The upgrades to the iPhone 5 are substantial, if not a little predictable. New panorama mode, picture taking during video is very welcome. Sounds like the image quality has gone up slightly. FaceTime over cellular is long overdue, but of limited use so far. There are other apps that let you do videophone over cellular  data, but so far they haven't been a prime time product. LTE will change that, so true to Apple, they haven't released an implementation before it was truly workable. Of all the things about the 4s, the phone was probably one of the most surprising. You know when you clip a mini Swiss Army knife onto your key chain and it can do many things, but there's one tool that you go back to over and over again: the scissors. The camera on the iPhone is like the scissors of a Swiss Army knife now.

Mixed feelings about the taller display. More is obviously better, but my preference has always been for a more compact device. The iPhone is now a legitimate business phone (if you don't need the security or keyboard of a Blackberry), and the 4 and 4s were svelt enough to slip discretely into work trousers without being noticed. Glad they kept the focus on one-handed operation. One thing though. In two years time, maybe all phones will be gigantic. Might the iPhone 6 go a step further and add in an extra column, pushing the width to 800 pixels?

Has anything changed if you're not in a position to upgrade?  Not yet. The 4s is a pretty mature device. For 90% of what you need it for, it does with alacrity. Smartphones are about making the in-between time in your day go faster or be more productive, and most modern phones do that well now. Still, I wouldn't hesitate to say that the jump from the 4s to the 5 looks pretty big at the moment, but your mileage may vary, especially depending on LTE availability.


Wednesday, September 5, 2012

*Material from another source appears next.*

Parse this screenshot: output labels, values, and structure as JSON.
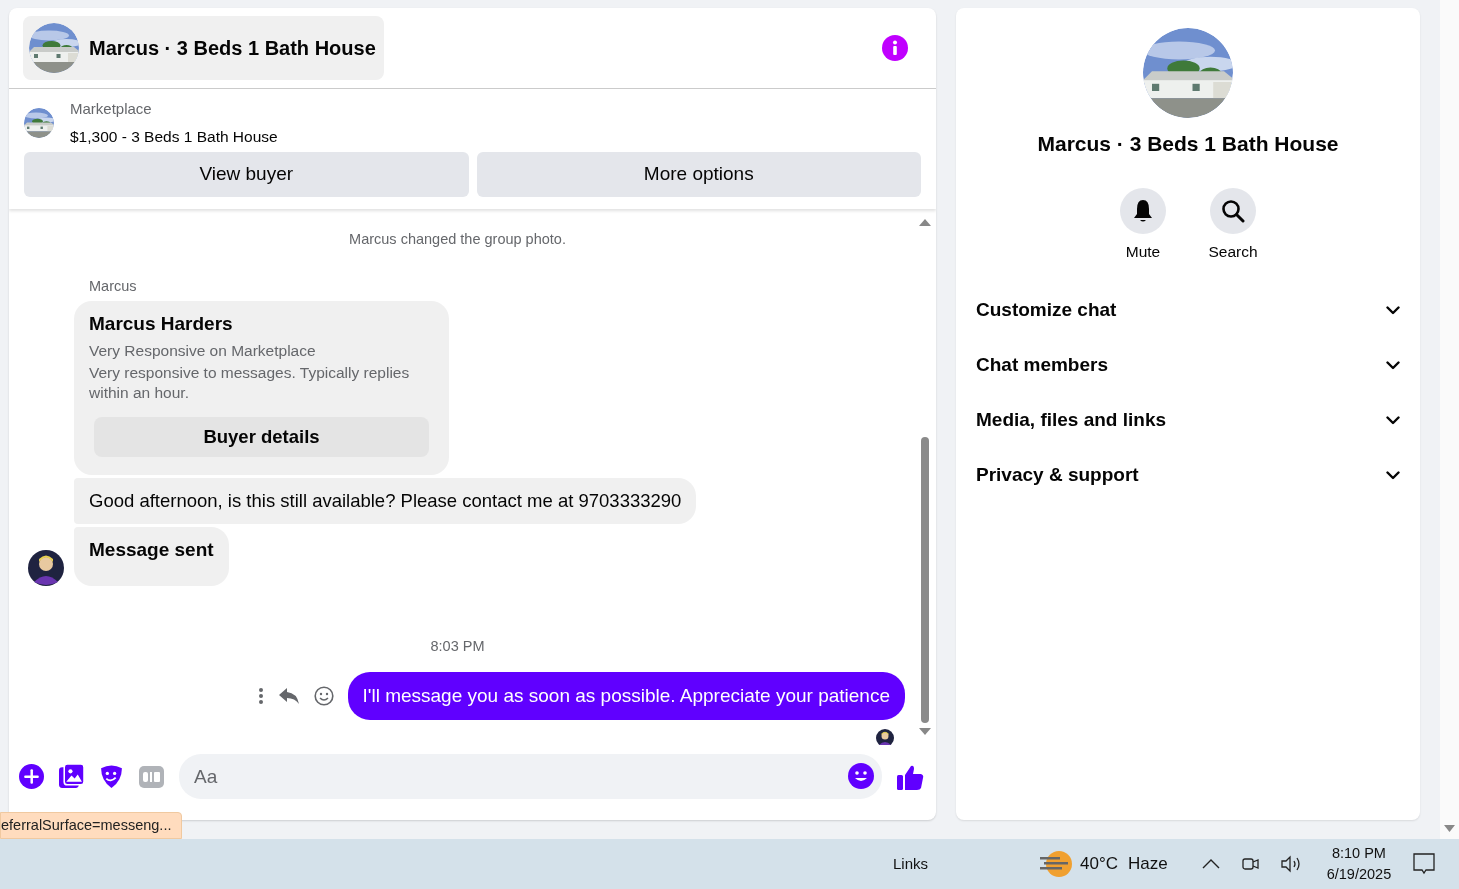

Post Some Bills

A few from a series of "Post no Bills" signs that I came across a construction site barrier earlier this summer. Well played.